When Government Debt Explodes in Size, What Options Do Countries Have?
US government debt is exploding in size. The Congressional Budget Office lays out the patterns in \”An Update to the Budget Outlook: 2020 to 2030\” (September 2020). As usual, the baseline CBO estimates are based on currently existing law–for example, they do not take into account additional debt that would be incurred if one more fiscal stimulus bill was to pass before the election. Thus, the CBO estimates are focused on the large short-term spike in spending has already been legislated. Here\’s the pattern of total revenues and spending.
That sharp spike in spending is being matched by a much larger annual budget deficit. The orange line shows the projection from March 2020; the darker line shows the change. Again, you\’ll notice that the CBO forecast is essentially for a short-term blip. But the deficit is going to be much larger than it had been back in Great Recession of 2007-9, which in turn was much larger than the deficits from back in the 1980s.
Overall US government borrowing, using the standard metric of total federal debt held by the public, was already on a path to rise sharply in the next decade or so, but the 2020 rise in spending has accelerated that timetable. The highest debt/GDP ratio in US history was previously in 1946, with the spike from the borrowed money used to finance the military efforts of World War II. The US economy is now on track to break through that level in 2023, and then to remain at that higher level of debt.
As always, one can question whether the standard measurements given here capture the present moment. For example, the CBO notes that although federal debt held by the public is the standard measure of debt, one can make a case for subtracting out the portion of federal debt that is used to finance student loans: after all, one might think of this as money that is \”really\” borrowed by students, who are the ones who need to repay it, just using the federal government as a conduit. One might also make a case for not counting federal debt that is purchased and held by the Federal Reserve system, on the grounds that this federal borrowing does not have the same effect on credit markets as if the money was borrowed directly from the public. For example, from 2019 to 2020 the standard debt/GDP ratio rises from 79.2% to 98.2%. However, if one subtracts out student debt and takes into account that about three-quarters of the federal debt issued in 2020 has been purchased by the Fed, the ratio rises 60.6% of GDP in 2019 to 65% of GDP in 2020. But by any of these measures, there is still a sharp rise in federal deb in the next decade.
What are the risks of this fiscal path and what have other countries done when confronted with historically high and rising debt levels? In a report earlier this year, the CBO listed the main concerns:
If federal debt as a percentage of GDP continues to rise at the pace of CBO’s current-law projections, the economy would be affected in two significant ways: Growth in the nation’s debt would dampen economic output over time, and higher interest costs would increase payments to foreign debt holders and thus reduce the income of U.S. households by rising amounts. … High and rising federal debt increases the likelihood of a fiscal crisis because it erodes investors’ confidence in the government’s fiscal position and could result in a sharp reduction in their valuation of Treasury securities, which would drive up interest rates on federal debt because investors would demand higher yields to purchase Treasury securities. … Although no one can predict whether or when a fiscal crisis might occur or how it would unfold, the risk is almost certainly increased by high and rising federal debt. …. In addition, high debt might cause policymakers to feel constrained from implementing deficit-financed fiscal policy to respond to unforeseen events …\”

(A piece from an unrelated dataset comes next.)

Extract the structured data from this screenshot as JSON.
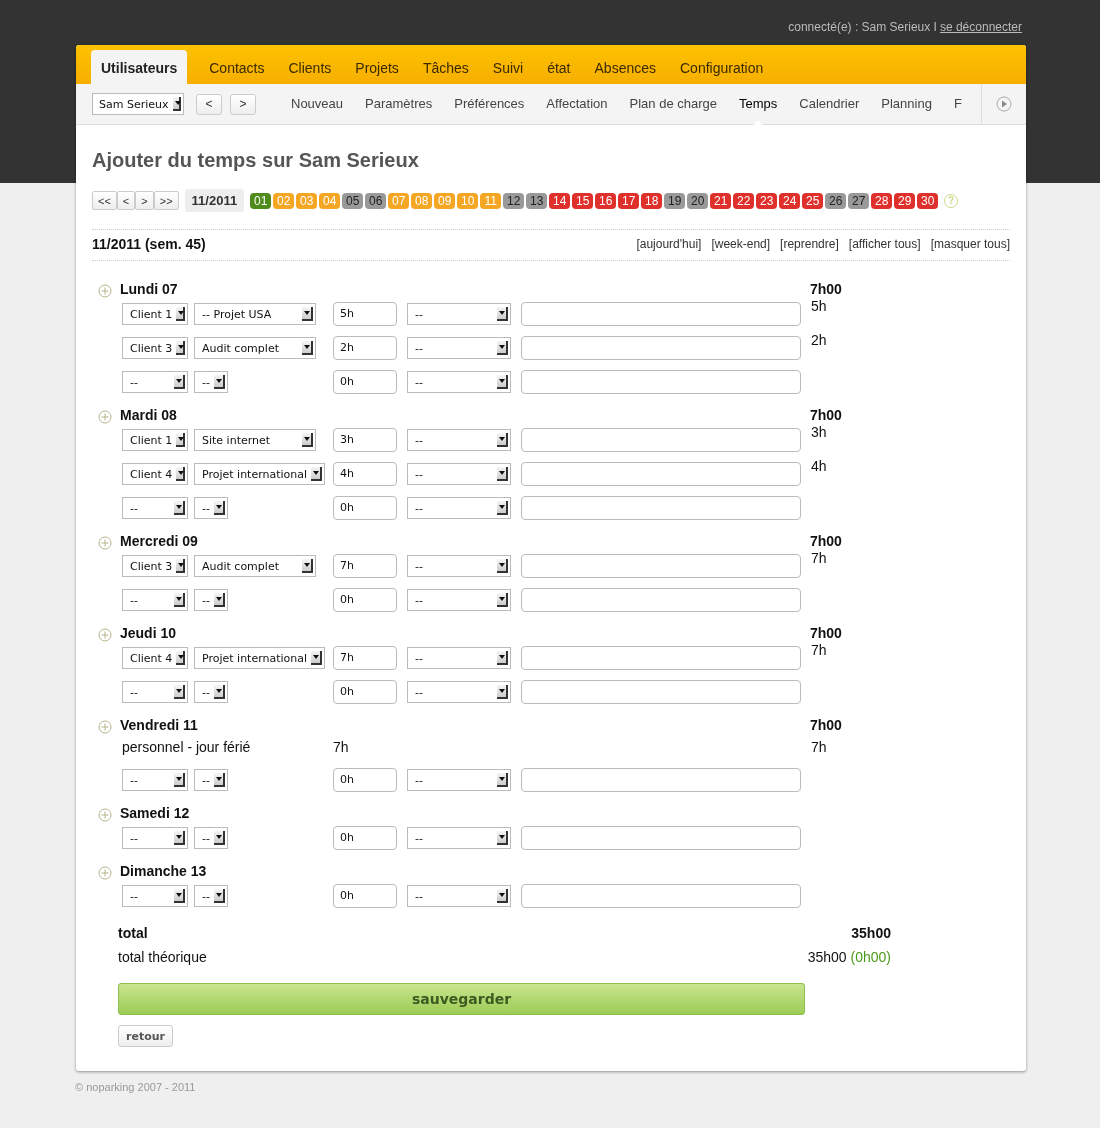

We are two decades into the twenty-first century, and we have now had two once-in-a-century economic events: the Great Recession of 2007-9 and now the pandemic recession that started in March. Right now, addressing federal debt is far from the main public policy concern. But when that time comes (and it\’s starting to look more like \”when\” than \”if\”), how do countries bring down their debt burden?
Throughout history, debt/GDP ratios have been reduced by (i) economic growth; (ii) substantive fiscal adjustment/austerity plans; (iii) explicit default or restructuring of private and/or public debt; (iv) a surprise burst in inflation; and (v) a steady dosage of financial repression accompanied by an equally steady dosage of inflation.
This post is not the place to discuss these choices in any detail. But just to state the obvious, the US economy has not been more prone to slow productivity than to periods of rapid economic growth in recent decades; the US political system has been unwilling to restructure big spending programs like Medicare and Social Security; a large-scale restructuring or default on US debt seems like a highly unlikely last resort; and US inflation has been stuck at low levels for 25 years now, for reasons not fully understood. Thus, I suspect the US economy may be headed, by fits and starts, to a period of what Reinhart and Sbrancia call \”financial repression.\” By this term, they mean a set of policies that invole much greater government management of the financial sector, including policies that focus on keeping interest rates very low and also limit other options available to investors–so that the government will find it easier to keep borrowing at low interest rates.